OTTAWA — The Trudeau government appears to have given aerospace giant Boeing the cold shoulder in Paris — the latest sign that the Liberal government’s plan to buy Super Hornet fighter jets could be on the rocks.
Three cabinet ministers are in the French capital this week to promote Canada’s aerospace sector and meet various companies at the Paris Air Show, one of the largest such exhibitions in the world.
Those meetings included discussions with Lockheed Martin, which is hoping its F-35 stealth fighter will replace Canada’s aging fleet of CF-18s whenever a competition is launched. Meetings between Canadian officials and three other fighter-jet makers — French firm Dassault, Sweden’s Saab and European consortium Eurofighter — were also scheduled.
But in separate interviews, Transport Minister Marc Garneau and Economic Development Minister Navdeep Bains said there were no plans to sit down with Boeing officials.
Bains specifically cited Boeing’s complaints to the U.S. Commerce Department about Canadian rival Bombardier as the reason for the snub.
“We think that approach makes no sense, and we’ve been very clear about the fact that we reject those allegations that they’re making,” Bains said by telephone.
“Hence that is why we didn’t engage with Boeing at this stage.”
Boeing also had its invitation to a reception hosted by Canadian Ambassador to France Lawrence Cannon rescinded, said one source who spoke on condition of anonymity due to the sensitivity of the matter.
Global Affairs Canada did not respond to a request for comment.
The government announced last November it would purchase 18 “interim” Super Hornets to fill a critical shortage of fighter jets until a full competition to replace Canada’s entire CF-18 fleet could be run starting in 2019.
The government said at the time that the Super Hornet was the only aircraft able to meet its immediate requirements, including being a mature design compatible with U.S. fighters.
But that was before Boeing lodged a complaint with the U.S. Commerce Department, alleging Quebec-based Bombardier was selling its CSeries jet liners at an unfair price with assistance from federal government subsidies.
American authorities are currently investigating the complaint and are expected to decide in the coming weeks or months whether to penalize Bombardier with fines or tariffs.
The Liberal government expressed its displeasure with Boeing by threatening to scrap the planned Super Hornet purchase, which Garneau said Monday is currently on hold.
“The requirement is there,” Garneau said of the need for interim fighter jets, “but our particular discussions with Boeing have been put on hold.

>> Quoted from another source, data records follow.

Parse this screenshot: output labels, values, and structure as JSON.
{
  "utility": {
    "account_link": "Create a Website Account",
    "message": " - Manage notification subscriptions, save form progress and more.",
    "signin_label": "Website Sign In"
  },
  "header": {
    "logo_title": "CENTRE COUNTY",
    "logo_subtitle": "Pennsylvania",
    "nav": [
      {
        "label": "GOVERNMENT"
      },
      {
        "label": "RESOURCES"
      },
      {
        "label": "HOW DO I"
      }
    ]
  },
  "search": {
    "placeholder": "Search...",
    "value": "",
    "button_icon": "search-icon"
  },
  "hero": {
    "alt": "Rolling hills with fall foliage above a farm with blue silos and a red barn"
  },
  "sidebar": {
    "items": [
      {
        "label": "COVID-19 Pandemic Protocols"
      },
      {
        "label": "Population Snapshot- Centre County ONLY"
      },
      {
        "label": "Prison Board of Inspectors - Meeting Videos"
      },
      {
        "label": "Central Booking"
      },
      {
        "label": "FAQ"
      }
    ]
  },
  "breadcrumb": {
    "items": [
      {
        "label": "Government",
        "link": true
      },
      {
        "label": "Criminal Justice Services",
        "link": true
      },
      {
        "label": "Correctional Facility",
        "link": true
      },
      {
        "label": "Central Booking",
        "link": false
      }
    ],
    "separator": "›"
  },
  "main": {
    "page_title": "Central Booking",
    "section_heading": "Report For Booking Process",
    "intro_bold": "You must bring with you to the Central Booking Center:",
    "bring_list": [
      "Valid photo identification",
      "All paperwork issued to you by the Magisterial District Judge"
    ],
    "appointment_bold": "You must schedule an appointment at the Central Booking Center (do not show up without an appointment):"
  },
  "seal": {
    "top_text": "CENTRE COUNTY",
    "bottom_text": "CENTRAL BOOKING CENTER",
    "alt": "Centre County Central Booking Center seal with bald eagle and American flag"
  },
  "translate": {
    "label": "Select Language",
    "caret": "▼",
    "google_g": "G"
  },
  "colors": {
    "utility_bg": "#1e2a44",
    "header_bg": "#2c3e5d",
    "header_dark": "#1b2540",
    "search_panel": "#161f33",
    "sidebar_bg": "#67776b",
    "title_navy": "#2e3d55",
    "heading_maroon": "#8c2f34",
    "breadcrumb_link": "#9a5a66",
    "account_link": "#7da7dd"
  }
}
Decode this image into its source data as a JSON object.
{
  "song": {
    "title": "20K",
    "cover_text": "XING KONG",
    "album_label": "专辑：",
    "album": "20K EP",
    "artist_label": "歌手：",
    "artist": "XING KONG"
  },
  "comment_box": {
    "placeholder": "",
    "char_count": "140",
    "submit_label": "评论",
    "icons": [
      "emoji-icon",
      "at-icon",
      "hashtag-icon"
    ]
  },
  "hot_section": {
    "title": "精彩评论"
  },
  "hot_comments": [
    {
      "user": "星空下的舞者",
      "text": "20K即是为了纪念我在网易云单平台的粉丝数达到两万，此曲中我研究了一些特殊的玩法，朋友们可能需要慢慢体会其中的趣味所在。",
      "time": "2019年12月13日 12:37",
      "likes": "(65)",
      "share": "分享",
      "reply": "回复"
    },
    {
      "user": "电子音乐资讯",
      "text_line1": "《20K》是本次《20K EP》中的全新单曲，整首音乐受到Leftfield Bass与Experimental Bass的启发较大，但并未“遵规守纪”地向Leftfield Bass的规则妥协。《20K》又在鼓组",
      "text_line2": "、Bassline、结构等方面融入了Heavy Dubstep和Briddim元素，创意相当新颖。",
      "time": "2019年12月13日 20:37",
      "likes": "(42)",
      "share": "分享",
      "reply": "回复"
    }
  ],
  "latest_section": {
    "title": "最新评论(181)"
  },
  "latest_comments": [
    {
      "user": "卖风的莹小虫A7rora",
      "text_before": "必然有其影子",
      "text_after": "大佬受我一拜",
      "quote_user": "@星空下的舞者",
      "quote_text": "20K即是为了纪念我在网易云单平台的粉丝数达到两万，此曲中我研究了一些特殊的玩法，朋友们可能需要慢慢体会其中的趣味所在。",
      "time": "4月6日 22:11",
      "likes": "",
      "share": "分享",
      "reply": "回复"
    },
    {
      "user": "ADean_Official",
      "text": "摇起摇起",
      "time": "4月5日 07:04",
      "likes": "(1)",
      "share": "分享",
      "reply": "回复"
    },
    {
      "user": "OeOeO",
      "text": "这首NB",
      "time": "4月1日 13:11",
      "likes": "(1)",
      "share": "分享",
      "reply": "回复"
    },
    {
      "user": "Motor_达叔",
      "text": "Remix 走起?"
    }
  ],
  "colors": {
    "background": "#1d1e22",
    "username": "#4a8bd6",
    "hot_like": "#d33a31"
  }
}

So we’ll see what happens in the coming weeks over this.”
The ministers said all options are on the table when it comes to obtaining interim fighters, though Bains said it was premature to start having specific discussions with Lockheed or any other company.
Bains said much of his talks with Lockheed instead revolved around potential opportunities for the company to partner with Canada on space-based projects.
“We’re in the process of developing a long-term space strategy,” he said. “And we want to work with Lockheed Martin because they have some outstanding” industrial participation in Canada.
Bains and Garneau actually had a chance to walk through a Bombardier’s CSeries passenger jet, which was being displayed by Air Baltic, one of the first companies to operate the Canadian-made planes.
“When I was there, it seemed to be getting some interest,” Garneau said. “I’m very proud that Canada started from scratch and put together really the best plane in its class in the world.”
The federal government announced in February plans to lend Bombardier more than $370 million to help its aircraft division, which was on top of a $1-billion investment by the Quebec government.
Both ministers touted Canada’s aerospace industry as a world leader in the interviews, a message they said is evident by the fact the Canadian delegation to Paris is comprised of 420 individuals from 110 companies.